morbidity worldwide. Four out of five CVD deaths are due to myocardial infarction or stroke.
Despite many initiatives that have been established for CVD prevention and risk management, and
new therapies to treat existing CVD, patients continue to die from cardiac events. Clearly, we need
to identify new therapeutic targets and strategies. Metabolomics offers a novel solution to this
problem, as metabolomics-based biomarkers do not only indicate the presence or absence of a
disease, but are also capable of assessing risks of developing the disease and detecting the disease
prior to the appearance of overt clinical symptoms.
Method: In this review, we describe the analytical techniques and workflow used in untargeted
metabolomics. We also identify several case studies that highlight the use of untargeted
metabolomics in cardiovascular research.
Results: Five case studies that employ untargeted metabolomics approaches to identify biomarkers
for cardiovascular risk, myocardial ischemia, transient ischemic attack, incident coronary heart
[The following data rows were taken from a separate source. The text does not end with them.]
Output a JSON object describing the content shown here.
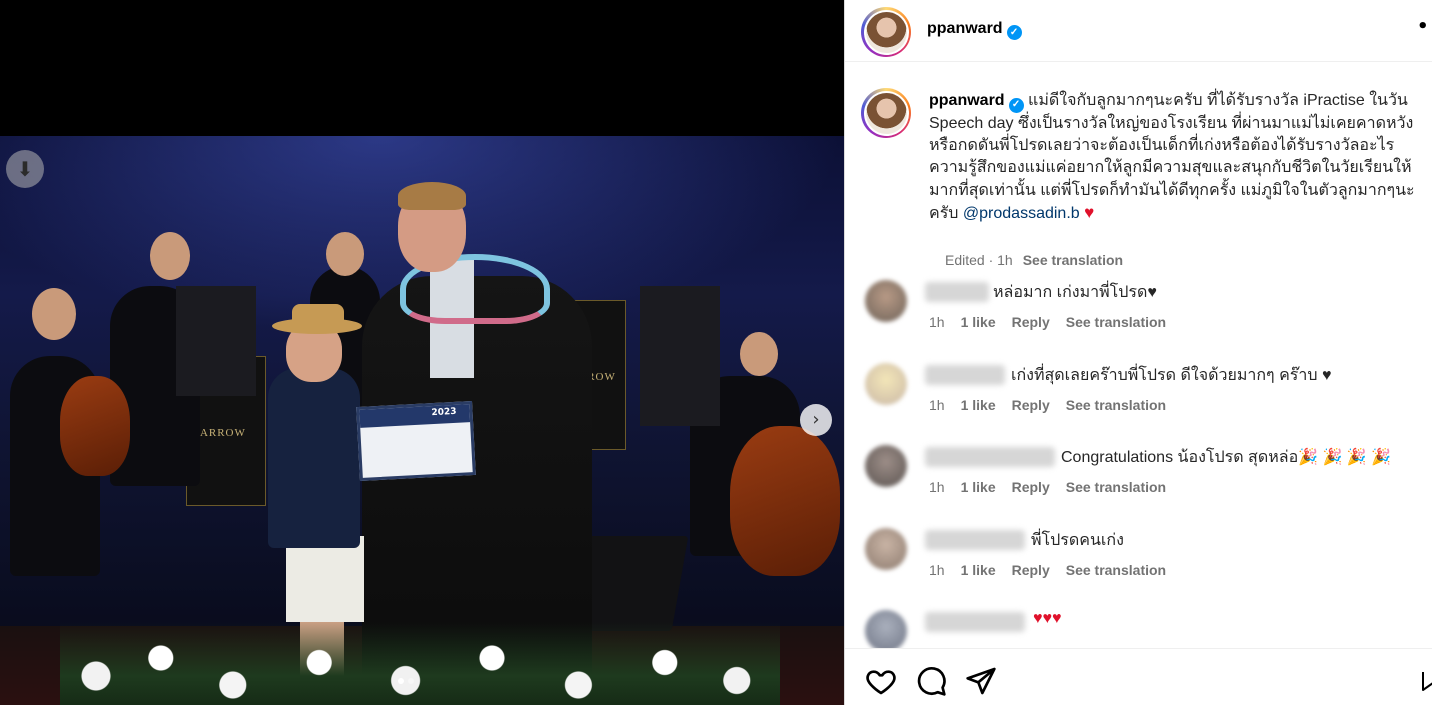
{
  "post": {
    "media": {
      "download_label": "⬇",
      "next_label": "›",
      "dots_count": 2,
      "active_dot": 0,
      "banner_words": [
        "HARROW",
        "HARROW"
      ],
      "certificate_year": "2023"
    },
    "header": {
      "username": "ppanward",
      "verified": true,
      "more": "•"
    },
    "caption": {
      "username": "ppanward",
      "text": "แม่ดีใจกับลูกมากๆนะครับ ที่ได้รับรางวัล iPractise ในวัน Speech day ซึ่งเป็นรางวัลใหญ่ของโรงเรียน ที่ผ่านมาแม่ไม่เคยคาดหวังหรือกดดันพี่โปรดเลยว่าจะต้องเป็นเด็กที่เก่งหรือต้องได้รับรางวัลอะไร ความรู้สึกของแม่แค่อยากให้ลูกมีความสุขและสนุกกับชีวิตในวัยเรียนให้มากที่สุดเท่านั้น แต่พี่โปรดก็ทำมันได้ดีทุกครั้ง แม่ภูมิใจในตัวลูกมากๆนะครับ",
      "mention": "@prodassadin.b",
      "heart": "♥",
      "edited": "Edited · 1h",
      "see_translation": "See translation"
    },
    "comments": [
      {
        "text": "หล่อมาก เก่งมาพี่โปรด♥",
        "time": "1h",
        "likes": "1 like",
        "reply": "Reply",
        "see_translation": "See translation"
      },
      {
        "text": "เก่งที่สุดเลยคร๊าบพี่โปรด ดีใจด้วยมากๆ คร๊าบ ♥",
        "time": "1h",
        "likes": "1 like",
        "reply": "Reply",
        "see_translation": "See translation"
      },
      {
        "text": "Congratulations น้องโปรด สุดหล่อ🎉 🎉 🎉 🎉",
        "time": "1h",
        "likes": "1 like",
        "reply": "Reply",
        "see_translation": "See translation"
      },
      {
        "text": "พี่โปรดคนเก่ง",
        "time": "1h",
        "likes": "1 like",
        "reply": "Reply",
        "see_translation": "See translation"
      },
      {
        "text": "♥♥♥",
        "time": "",
        "likes": "",
        "reply": "",
        "see_translation": ""
      }
    ],
    "actions": {
      "like_icon": "heart-outline-icon",
      "comment_icon": "comment-bubble-icon",
      "share_icon": "paper-plane-icon",
      "save_icon": "bookmark-icon"
    },
    "colors": {
      "verified": "#0095f6",
      "heart": "#e0112b",
      "mention": "#00376b",
      "meta": "#737373"
    }
  }
}
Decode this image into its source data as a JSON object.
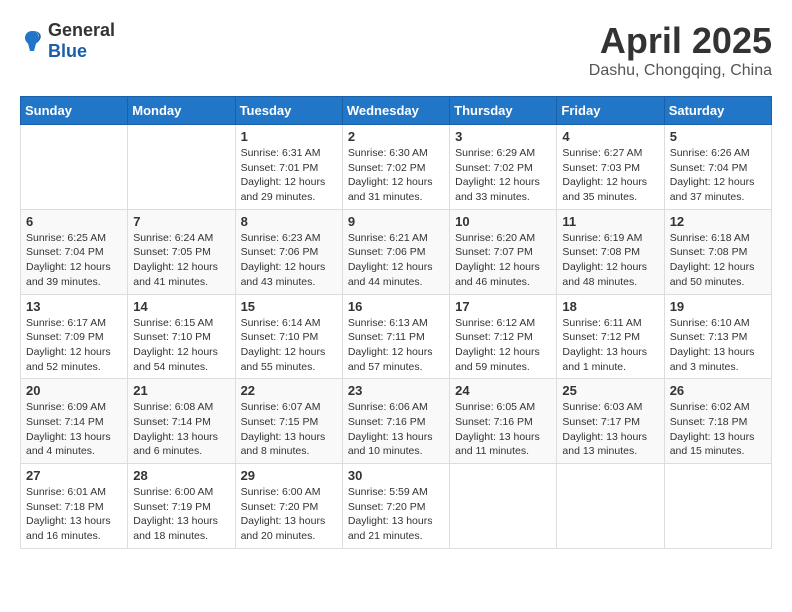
{
  "header": {
    "logo_general": "General",
    "logo_blue": "Blue",
    "month": "April 2025",
    "location": "Dashu, Chongqing, China"
  },
  "weekdays": [
    "Sunday",
    "Monday",
    "Tuesday",
    "Wednesday",
    "Thursday",
    "Friday",
    "Saturday"
  ],
  "weeks": [
    [
      {
        "day": "",
        "info": ""
      },
      {
        "day": "",
        "info": ""
      },
      {
        "day": "1",
        "info": "Sunrise: 6:31 AM\nSunset: 7:01 PM\nDaylight: 12 hours\nand 29 minutes."
      },
      {
        "day": "2",
        "info": "Sunrise: 6:30 AM\nSunset: 7:02 PM\nDaylight: 12 hours\nand 31 minutes."
      },
      {
        "day": "3",
        "info": "Sunrise: 6:29 AM\nSunset: 7:02 PM\nDaylight: 12 hours\nand 33 minutes."
      },
      {
        "day": "4",
        "info": "Sunrise: 6:27 AM\nSunset: 7:03 PM\nDaylight: 12 hours\nand 35 minutes."
      },
      {
        "day": "5",
        "info": "Sunrise: 6:26 AM\nSunset: 7:04 PM\nDaylight: 12 hours\nand 37 minutes."
      }
    ],
    [
      {
        "day": "6",
        "info": "Sunrise: 6:25 AM\nSunset: 7:04 PM\nDaylight: 12 hours\nand 39 minutes."
      },
      {
        "day": "7",
        "info": "Sunrise: 6:24 AM\nSunset: 7:05 PM\nDaylight: 12 hours\nand 41 minutes."
      },
      {
        "day": "8",
        "info": "Sunrise: 6:23 AM\nSunset: 7:06 PM\nDaylight: 12 hours\nand 43 minutes."
      },
      {
        "day": "9",
        "info": "Sunrise: 6:21 AM\nSunset: 7:06 PM\nDaylight: 12 hours\nand 44 minutes."
      },
      {
        "day": "10",
        "info": "Sunrise: 6:20 AM\nSunset: 7:07 PM\nDaylight: 12 hours\nand 46 minutes."
      },
      {
        "day": "11",
        "info": "Sunrise: 6:19 AM\nSunset: 7:08 PM\nDaylight: 12 hours\nand 48 minutes."
      },
      {
        "day": "12",
        "info": "Sunrise: 6:18 AM\nSunset: 7:08 PM\nDaylight: 12 hours\nand 50 minutes."
      }
    ],
    [
      {
        "day": "13",
        "info": "Sunrise: 6:17 AM\nSunset: 7:09 PM\nDaylight: 12 hours\nand 52 minutes."
      },
      {
        "day": "14",
        "info": "Sunrise: 6:15 AM\nSunset: 7:10 PM\nDaylight: 12 hours\nand 54 minutes."
      },
      {
        "day": "15",
        "info": "Sunrise: 6:14 AM\nSunset: 7:10 PM\nDaylight: 12 hours\nand 55 minutes."
      },
      {
        "day": "16",
        "info": "Sunrise: 6:13 AM\nSunset: 7:11 PM\nDaylight: 12 hours\nand 57 minutes."
      },
      {
        "day": "17",
        "info": "Sunrise: 6:12 AM\nSunset: 7:12 PM\nDaylight: 12 hours\nand 59 minutes."
      },
      {
        "day": "18",
        "info": "Sunrise: 6:11 AM\nSunset: 7:12 PM\nDaylight: 13 hours\nand 1 minute."
      },
      {
        "day": "19",
        "info": "Sunrise: 6:10 AM\nSunset: 7:13 PM\nDaylight: 13 hours\nand 3 minutes."
      }
    ],
    [
      {
        "day": "20",
        "info": "Sunrise: 6:09 AM\nSunset: 7:14 PM\nDaylight: 13 hours\nand 4 minutes."
      },
      {
        "day": "21",
        "info": "Sunrise: 6:08 AM\nSunset: 7:14 PM\nDaylight: 13 hours\nand 6 minutes."
      },
      {
        "day": "22",
        "info": "Sunrise: 6:07 AM\nSunset: 7:15 PM\nDaylight: 13 hours\nand 8 minutes."
      },
      {
        "day": "23",
        "info": "Sunrise: 6:06 AM\nSunset: 7:16 PM\nDaylight: 13 hours\nand 10 minutes."
      },
      {
        "day": "24",
        "info": "Sunrise: 6:05 AM\nSunset: 7:16 PM\nDaylight: 13 hours\nand 11 minutes."
      },
      {
        "day": "25",
        "info": "Sunrise: 6:03 AM\nSunset: 7:17 PM\nDaylight: 13 hours\nand 13 minutes."
      },
      {
        "day": "26",
        "info": "Sunrise: 6:02 AM\nSunset: 7:18 PM\nDaylight: 13 hours\nand 15 minutes."
      }
    ],
    [
      {
        "day": "27",
        "info": "Sunrise: 6:01 AM\nSunset: 7:18 PM\nDaylight: 13 hours\nand 16 minutes."
      },
      {
        "day": "28",
        "info": "Sunrise: 6:00 AM\nSunset: 7:19 PM\nDaylight: 13 hours\nand 18 minutes."
      },
      {
        "day": "29",
        "info": "Sunrise: 6:00 AM\nSunset: 7:20 PM\nDaylight: 13 hours\nand 20 minutes."
      },
      {
        "day": "30",
        "info": "Sunrise: 5:59 AM\nSunset: 7:20 PM\nDaylight: 13 hours\nand 21 minutes."
      },
      {
        "day": "",
        "info": ""
      },
      {
        "day": "",
        "info": ""
      },
      {
        "day": "",
        "info": ""
      }
    ]
  ]
}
disease, and myocardial infarction risk prediction are described. The use of the untargeted
metabolomics is still relatively new in cardiovascular research. As such, there remains a need for
future advancement in metabolomic technologies.
Conclusion: Early diagnosis of CVDs and identification of patients at high risk of developing
adverse events would allow for timely intervention that prevents serious consequences or death.
There is a need to establish sensitive and non-invasive CV biomarkers, and novel therapeutic targets
for the prevention and treatment of CVDs.